(Collection entries)

◇ ◇ ◇ ◇ ◇

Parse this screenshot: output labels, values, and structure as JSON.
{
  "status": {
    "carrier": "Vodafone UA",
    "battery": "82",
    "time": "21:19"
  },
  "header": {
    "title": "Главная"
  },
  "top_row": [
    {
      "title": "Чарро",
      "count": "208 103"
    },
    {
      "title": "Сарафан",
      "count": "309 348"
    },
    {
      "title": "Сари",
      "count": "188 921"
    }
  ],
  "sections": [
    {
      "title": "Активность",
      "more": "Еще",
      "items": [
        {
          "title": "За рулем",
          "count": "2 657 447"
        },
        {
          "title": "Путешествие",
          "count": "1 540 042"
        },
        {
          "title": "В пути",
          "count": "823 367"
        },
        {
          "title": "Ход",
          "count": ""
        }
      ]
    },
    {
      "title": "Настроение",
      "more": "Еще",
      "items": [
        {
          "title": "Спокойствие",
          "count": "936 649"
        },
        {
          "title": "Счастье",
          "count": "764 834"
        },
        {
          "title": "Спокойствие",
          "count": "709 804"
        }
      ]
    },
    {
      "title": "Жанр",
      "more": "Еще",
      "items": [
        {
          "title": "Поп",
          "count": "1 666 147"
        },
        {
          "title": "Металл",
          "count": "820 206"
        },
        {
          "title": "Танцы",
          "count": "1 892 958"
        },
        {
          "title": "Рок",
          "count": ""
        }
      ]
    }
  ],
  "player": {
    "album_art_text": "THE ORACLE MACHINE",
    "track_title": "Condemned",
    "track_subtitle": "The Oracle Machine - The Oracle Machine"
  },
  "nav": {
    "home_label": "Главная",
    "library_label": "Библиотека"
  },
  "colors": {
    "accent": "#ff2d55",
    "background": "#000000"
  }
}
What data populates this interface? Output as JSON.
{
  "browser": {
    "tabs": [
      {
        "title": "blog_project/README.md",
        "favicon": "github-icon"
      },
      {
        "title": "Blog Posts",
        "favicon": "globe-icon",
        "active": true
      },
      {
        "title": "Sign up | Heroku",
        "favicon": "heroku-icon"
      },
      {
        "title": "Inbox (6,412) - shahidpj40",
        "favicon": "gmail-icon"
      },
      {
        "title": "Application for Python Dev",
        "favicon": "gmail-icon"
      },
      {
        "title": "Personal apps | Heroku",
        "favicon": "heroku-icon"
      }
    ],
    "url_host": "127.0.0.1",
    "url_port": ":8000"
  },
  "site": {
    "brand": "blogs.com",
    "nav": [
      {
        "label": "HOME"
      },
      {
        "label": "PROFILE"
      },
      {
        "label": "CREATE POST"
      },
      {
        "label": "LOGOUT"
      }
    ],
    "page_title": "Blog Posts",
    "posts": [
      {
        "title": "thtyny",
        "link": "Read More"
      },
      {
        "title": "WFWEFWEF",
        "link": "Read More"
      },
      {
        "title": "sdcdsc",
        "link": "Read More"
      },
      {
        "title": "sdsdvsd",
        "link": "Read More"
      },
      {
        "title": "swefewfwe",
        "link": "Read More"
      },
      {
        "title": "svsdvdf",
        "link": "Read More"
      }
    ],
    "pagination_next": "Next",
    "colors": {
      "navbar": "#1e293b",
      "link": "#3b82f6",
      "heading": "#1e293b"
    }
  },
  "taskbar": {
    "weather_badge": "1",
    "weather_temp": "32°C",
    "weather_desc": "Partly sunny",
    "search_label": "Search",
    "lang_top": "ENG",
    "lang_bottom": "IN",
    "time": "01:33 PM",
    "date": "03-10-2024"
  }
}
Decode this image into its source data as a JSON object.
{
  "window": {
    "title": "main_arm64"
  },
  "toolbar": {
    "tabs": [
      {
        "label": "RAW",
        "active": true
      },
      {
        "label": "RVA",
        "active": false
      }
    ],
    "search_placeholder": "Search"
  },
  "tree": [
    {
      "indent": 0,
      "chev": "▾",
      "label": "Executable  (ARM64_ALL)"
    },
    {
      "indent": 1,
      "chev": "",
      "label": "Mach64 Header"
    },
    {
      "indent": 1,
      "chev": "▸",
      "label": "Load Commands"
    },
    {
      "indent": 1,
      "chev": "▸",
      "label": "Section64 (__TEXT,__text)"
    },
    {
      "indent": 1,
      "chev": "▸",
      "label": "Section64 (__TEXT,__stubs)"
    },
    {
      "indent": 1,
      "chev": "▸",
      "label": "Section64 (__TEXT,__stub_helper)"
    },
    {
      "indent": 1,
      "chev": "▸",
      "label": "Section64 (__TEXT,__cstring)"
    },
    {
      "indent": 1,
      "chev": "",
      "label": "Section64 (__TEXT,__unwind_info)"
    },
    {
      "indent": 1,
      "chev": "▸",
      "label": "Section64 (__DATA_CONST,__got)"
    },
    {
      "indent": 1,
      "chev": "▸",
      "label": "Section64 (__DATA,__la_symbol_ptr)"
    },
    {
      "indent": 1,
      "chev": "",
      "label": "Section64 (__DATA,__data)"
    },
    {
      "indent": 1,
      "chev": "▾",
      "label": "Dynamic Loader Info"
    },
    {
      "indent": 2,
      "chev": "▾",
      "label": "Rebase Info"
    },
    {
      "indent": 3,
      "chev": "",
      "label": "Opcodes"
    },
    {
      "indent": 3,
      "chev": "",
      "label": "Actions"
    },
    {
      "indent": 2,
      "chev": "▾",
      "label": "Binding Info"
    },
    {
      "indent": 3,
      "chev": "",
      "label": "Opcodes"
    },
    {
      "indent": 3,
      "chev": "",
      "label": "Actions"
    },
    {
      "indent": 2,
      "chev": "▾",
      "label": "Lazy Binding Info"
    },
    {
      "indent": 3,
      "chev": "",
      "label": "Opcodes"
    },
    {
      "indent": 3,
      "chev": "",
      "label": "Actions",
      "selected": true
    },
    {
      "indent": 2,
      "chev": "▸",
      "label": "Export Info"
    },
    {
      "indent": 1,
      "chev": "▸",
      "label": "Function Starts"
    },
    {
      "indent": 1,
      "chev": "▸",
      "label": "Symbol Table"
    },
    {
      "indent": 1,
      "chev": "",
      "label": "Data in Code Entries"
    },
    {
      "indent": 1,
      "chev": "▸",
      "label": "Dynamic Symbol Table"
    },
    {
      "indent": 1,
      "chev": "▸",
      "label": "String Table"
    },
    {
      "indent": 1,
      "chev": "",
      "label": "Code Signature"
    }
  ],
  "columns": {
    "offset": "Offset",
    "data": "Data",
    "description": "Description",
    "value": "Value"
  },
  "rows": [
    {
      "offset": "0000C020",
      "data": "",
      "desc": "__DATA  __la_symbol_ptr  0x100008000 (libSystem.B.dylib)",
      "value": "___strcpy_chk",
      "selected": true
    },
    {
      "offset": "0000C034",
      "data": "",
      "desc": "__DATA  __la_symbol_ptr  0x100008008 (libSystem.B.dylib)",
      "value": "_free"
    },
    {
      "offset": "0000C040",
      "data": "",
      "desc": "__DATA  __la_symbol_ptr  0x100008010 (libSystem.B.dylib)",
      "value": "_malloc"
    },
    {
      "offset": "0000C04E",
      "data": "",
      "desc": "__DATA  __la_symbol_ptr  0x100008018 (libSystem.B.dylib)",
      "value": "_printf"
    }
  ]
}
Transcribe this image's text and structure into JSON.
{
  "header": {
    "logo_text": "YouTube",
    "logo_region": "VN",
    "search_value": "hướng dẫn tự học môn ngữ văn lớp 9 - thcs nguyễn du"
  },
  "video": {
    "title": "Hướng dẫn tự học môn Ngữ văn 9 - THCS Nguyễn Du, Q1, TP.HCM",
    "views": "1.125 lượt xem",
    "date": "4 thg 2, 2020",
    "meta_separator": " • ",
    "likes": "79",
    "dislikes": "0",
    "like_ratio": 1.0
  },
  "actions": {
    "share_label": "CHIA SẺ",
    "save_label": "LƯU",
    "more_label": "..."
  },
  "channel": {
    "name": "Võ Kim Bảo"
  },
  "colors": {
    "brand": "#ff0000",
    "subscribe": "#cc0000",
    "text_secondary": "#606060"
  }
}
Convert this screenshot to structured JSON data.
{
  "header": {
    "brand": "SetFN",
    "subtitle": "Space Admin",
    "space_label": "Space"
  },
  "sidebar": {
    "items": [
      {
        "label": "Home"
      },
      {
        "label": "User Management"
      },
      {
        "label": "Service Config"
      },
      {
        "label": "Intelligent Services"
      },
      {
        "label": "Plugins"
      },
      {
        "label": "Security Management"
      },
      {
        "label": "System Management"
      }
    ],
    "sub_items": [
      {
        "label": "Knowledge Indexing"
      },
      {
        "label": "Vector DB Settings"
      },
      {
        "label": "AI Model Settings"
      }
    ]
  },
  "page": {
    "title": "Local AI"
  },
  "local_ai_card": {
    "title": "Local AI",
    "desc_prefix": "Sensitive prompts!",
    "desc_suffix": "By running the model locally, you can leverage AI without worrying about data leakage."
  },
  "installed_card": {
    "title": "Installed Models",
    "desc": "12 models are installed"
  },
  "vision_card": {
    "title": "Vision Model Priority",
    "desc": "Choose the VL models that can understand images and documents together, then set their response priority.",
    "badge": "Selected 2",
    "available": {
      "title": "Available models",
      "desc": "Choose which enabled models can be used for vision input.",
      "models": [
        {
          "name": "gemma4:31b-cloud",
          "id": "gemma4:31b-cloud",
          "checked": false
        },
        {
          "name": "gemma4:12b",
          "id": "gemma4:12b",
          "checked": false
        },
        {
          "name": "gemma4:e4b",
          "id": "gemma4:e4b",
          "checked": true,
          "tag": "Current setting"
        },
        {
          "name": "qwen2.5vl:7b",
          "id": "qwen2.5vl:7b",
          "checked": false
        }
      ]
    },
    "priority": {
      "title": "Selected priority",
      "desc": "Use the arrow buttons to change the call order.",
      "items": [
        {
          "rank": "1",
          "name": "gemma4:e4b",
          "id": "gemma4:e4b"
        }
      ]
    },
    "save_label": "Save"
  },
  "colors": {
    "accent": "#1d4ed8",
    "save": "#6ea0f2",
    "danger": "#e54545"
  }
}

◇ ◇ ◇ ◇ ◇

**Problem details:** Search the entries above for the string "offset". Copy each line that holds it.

**Answer section:**
    "offset": "Offset",
      "offset": "0000C020",
      "offset": "0000C034",
      "offset": "0000C040",
      "offset": "0000C04E",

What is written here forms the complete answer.